halieutique_webThe importance of inshore fisheries to people living in the Pacific region, both economically and as a food source, was quantified at the recent regional workshop on the “Future of coastal/inshore fisheries management”, held at the Secretariat of the Pacific Community (SPC).

Inshore fisheries provide the primary or secondary source of income for up to half of households in Pacific Island countries and territories (PICTs), while 50 to 90 per cent of animal-sourced protein consumed by people in Pacific rural areas comes from fish.

Coastal fisheries resources are declining in many PICTs, while populations are growing, which is increasing the gap between the quantity of fish required for food security and sustainable harvests from coastal fisheries. It has been estimated that, within 15 years, an additional 115,000 tonnes of fish will be needed across the region. The decline in coastal fisheries resources threatens to widen this gap even further.

The director of SPC’s Fisheries, Aquaculture and Marine Ecosystems Division, Moses Amos, observed: “If we consider that a fish of 25-30 cm weighs around 250 grams, it means the fish gap for the Pacific region within 15 years is about 460 million individual fish. So the question we must answer is: Where will the extra fish come from?”

Ensuring adequate data to improve the sustainable management of Pacific fisheries is an ongoing priority. For example, deepwater snapper are an important fisheries resource in many PICTs, however, a lack of adequate biological and fisheries data has limited the development of quantitative assessments and management plans for deepwater snapper stocks in the Pacific region.

SPC has undertaken a substantial amount of work to improve the data available about deepwater snapper. One of these areas is modelling for deepwater snapper habitat, and SPC has generated maps of the predicted distribution of deepwater snapper across the western and central Pacific Ocean.

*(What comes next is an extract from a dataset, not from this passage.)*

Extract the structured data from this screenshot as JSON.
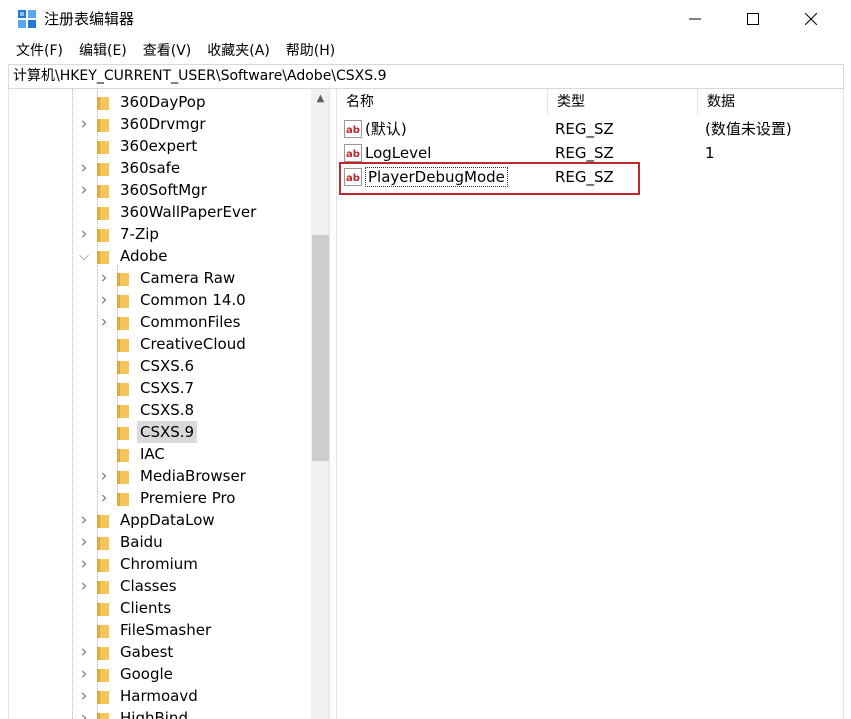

Estimates of biological parameters, such as growth and mortality rates, are fundamental to the understanding of a species’ population dynamics, and for predicting responses of populations to fishing. SPC Senior Fisheries Scientist, Ashley Williams, commented on SPC’s work in this area: “During our three-year project, we coordinated scientific surveys and port sampling activities in Tonga, Vanuatu, Samoa, New Caledonia, Fiji, Wallis and Futuna, and Papua New Guinea.”

Recent status assessments for tuna and shallow inshore coastal species highlight the need to achieve a standardised approach to fisheries data collection across the Pacific region. This will contribute to managing Pacific fisheries in a sustainable way, and preserving fish stocks for future generations, through establishing a common Pacific fisheries database, providing consistency in data collection and analysis, and facilitating comparison of different fisheries, in order to manage fisheries sustainably.

Media contacts: Anne Lefeuvre, [email protected]

Jean-Noël Royer, [email protected]